The answer should be one number, the count of lines in the data with "name".

> _Component data from apps and pages_
------------

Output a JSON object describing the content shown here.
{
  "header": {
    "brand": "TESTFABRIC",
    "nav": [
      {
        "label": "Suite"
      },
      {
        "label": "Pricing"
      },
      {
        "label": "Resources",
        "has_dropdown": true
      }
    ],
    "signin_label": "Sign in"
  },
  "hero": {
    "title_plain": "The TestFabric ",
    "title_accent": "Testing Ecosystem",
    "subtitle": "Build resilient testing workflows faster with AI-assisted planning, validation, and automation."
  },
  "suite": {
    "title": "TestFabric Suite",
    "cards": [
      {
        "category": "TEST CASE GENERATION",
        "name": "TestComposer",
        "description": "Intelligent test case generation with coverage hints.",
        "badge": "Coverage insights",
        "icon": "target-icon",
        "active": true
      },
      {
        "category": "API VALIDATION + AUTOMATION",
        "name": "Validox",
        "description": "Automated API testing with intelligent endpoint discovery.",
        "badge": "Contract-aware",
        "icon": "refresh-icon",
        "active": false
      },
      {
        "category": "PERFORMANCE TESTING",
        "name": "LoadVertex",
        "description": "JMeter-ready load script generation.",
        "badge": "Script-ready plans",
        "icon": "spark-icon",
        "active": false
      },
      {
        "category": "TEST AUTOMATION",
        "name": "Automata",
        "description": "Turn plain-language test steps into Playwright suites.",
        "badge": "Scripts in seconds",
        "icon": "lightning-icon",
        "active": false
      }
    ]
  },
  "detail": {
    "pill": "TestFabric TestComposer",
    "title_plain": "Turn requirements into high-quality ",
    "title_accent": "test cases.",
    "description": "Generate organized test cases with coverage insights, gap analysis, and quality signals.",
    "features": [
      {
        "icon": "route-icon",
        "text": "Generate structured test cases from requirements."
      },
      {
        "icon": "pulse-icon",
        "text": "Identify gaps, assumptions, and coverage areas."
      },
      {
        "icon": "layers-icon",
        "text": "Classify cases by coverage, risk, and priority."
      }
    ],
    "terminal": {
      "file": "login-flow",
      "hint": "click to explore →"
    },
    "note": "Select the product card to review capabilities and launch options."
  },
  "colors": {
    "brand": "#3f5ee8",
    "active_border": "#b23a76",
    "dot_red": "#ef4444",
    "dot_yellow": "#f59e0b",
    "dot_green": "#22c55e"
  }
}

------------

> _Solution for this exercise_
4